Making Information Reports Your Own

Content from BPR

A common challenge for programmers is differentiation of their news/information programs from those of the competition. There are a number of ways to do this.


  • NAME IT. Many years ago, a station in New York State identified its news bulletins as “Action Central News.” Even though it did not necessarily mean anything, it suggested immediacy and authority. When listeners were asked, “What station has Action Central News” most of them were able to identify the station without hesitation. The same idea can be applied to traffic, weather and sport reports. By naming a report, it becomes proprietary to your station and associated with your brand.

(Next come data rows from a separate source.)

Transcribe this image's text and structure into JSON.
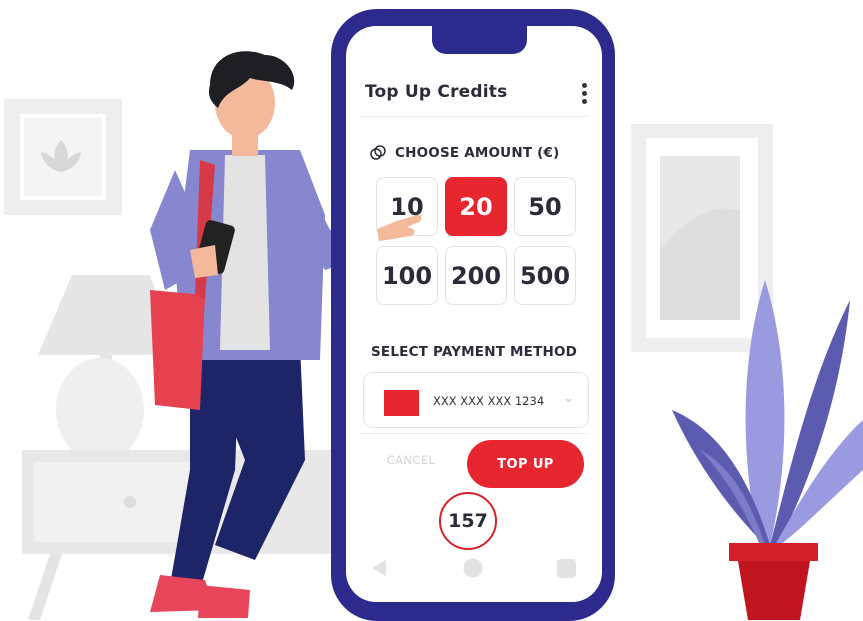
{
  "screen": {
    "title": "Top Up Credits",
    "amount_label": "CHOOSE AMOUNT (€)",
    "amounts": [
      "10",
      "20",
      "50",
      "100",
      "200",
      "500"
    ],
    "selected_amount": "20",
    "payment_label": "SELECT PAYMENT METHOD",
    "card_number": "XXX XXX XXX 1234",
    "cancel_label": "CANCEL",
    "topup_label": "TOP UP",
    "badge": "157"
  },
  "icons": [
    "more-vert-icon",
    "coin-icon",
    "chevron-down-icon",
    "back-nav-icon",
    "home-nav-icon",
    "recent-apps-icon"
  ],
  "colors": {
    "accent": "#e82630",
    "phone_frame": "#2c2a8c",
    "plant_leaf": "#8f8fd8",
    "shirt": "#8787cf",
    "pants": "#1e2468",
    "background_items": "#eeeeee"
  }
}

  • PERSONALISE IT. One of the most effective ways to associate your news, traffic, weather and sport reports with your station is to personalize them by linking them to specific reporters. If you are fortunate enough to find a talent with an engaging style, the station’s association with that type of report will be greatly enhanced. Listeners are more likely to trust a report if it presented by an individual whom they know and whom they feel can be relied upon to give them accurate information. Over the years, many sport reporters, including professional athletes, have gained renown as the “sport guy” on the station.


  • GIVE IT A LOCAL FEEL. Associate your reports with the local community. This technique works especially well in large metropolitan areas or regions. For example, some stations have localized their weather reports by adding weather conditions for a specific area of town. Reporters can preface their news stories with lines such as, “Here is a report just in from the Kensington area…”


  • OWN IT. Always link your reports with the name of your station. “Here are the latest headlines as compiled by the Hit Radio news team.” “And now for the latest traffic information from Hit Radio’s traffic guru Bob Jones.”


  • PROMOTE IT. By promoting your reports throughout the day, you can raise listener awareness of your information programs. “Listen tomorrow morning at 7 to Hit Radio Radar Weather and be fully prepared for the day ahead.” “Tune in to Hit Radio before leaving the office to check on the latest road conditions.” We know that promotion works, so why not apply it to your information reports?


One of the realities of modern radio is that the information that we deliver to the audience usually comes from an external source. For example, weather information is often generated by a central meteorological agency. However, this does not prevent us from taking ownership of our reporting and linking it to our brand image.

By Andy Beaubien, BPR